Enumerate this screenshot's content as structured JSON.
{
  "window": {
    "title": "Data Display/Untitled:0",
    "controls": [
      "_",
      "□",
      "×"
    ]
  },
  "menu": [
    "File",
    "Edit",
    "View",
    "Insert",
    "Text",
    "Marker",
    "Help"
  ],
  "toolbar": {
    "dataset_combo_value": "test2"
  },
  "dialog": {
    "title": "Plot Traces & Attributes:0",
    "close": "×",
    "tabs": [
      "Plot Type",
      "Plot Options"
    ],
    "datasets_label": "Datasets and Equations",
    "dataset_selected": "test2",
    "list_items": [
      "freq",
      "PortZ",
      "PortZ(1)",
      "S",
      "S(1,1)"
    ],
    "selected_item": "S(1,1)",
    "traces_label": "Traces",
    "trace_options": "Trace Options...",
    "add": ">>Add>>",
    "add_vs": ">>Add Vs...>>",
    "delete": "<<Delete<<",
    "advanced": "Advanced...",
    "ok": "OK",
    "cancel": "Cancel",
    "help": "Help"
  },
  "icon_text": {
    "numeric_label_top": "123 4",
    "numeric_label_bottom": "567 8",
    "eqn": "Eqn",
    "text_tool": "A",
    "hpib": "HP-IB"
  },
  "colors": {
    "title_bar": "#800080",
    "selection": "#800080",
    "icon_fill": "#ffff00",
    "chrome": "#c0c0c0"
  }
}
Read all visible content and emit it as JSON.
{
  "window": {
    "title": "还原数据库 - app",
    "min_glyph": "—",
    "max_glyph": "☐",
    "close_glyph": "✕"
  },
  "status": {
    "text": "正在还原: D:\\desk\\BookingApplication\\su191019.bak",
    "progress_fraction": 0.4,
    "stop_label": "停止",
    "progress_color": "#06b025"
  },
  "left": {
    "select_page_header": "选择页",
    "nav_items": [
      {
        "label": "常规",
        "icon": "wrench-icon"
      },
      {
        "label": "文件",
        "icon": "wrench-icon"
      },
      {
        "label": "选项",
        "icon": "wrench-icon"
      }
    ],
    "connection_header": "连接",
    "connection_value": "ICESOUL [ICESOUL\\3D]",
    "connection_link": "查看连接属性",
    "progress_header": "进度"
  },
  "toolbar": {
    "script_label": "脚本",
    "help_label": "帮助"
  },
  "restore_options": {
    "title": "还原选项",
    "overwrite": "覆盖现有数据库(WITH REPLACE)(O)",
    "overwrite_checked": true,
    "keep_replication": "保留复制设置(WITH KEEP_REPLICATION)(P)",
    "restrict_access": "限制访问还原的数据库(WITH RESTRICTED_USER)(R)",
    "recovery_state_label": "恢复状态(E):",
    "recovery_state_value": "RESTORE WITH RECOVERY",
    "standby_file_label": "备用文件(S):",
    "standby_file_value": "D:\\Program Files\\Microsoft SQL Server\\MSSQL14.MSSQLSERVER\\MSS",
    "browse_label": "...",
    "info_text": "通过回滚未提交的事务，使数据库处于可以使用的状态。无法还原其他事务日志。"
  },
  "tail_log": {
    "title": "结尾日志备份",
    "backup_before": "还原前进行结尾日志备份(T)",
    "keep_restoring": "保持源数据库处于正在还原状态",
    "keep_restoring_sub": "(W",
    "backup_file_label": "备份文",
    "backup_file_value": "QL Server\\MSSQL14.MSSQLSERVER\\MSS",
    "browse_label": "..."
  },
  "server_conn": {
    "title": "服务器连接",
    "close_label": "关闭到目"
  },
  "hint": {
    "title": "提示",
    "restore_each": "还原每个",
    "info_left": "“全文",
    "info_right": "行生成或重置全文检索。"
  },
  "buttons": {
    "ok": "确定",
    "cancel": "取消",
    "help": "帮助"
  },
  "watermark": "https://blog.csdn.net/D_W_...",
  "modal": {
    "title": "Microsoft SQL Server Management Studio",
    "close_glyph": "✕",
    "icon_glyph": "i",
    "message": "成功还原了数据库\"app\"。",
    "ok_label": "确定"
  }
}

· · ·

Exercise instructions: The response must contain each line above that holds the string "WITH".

Result for this exercise:
    "overwrite": "覆盖现有数据库(WITH REPLACE)(O)",
    "keep_replication": "保留复制设置(WITH KEEP_REPLICATION)(P)",
    "restrict_access": "限制访问还原的数据库(WITH RESTRICTED_USER)(R)",
    "recovery_state_value": "RESTORE WITH RECOVERY",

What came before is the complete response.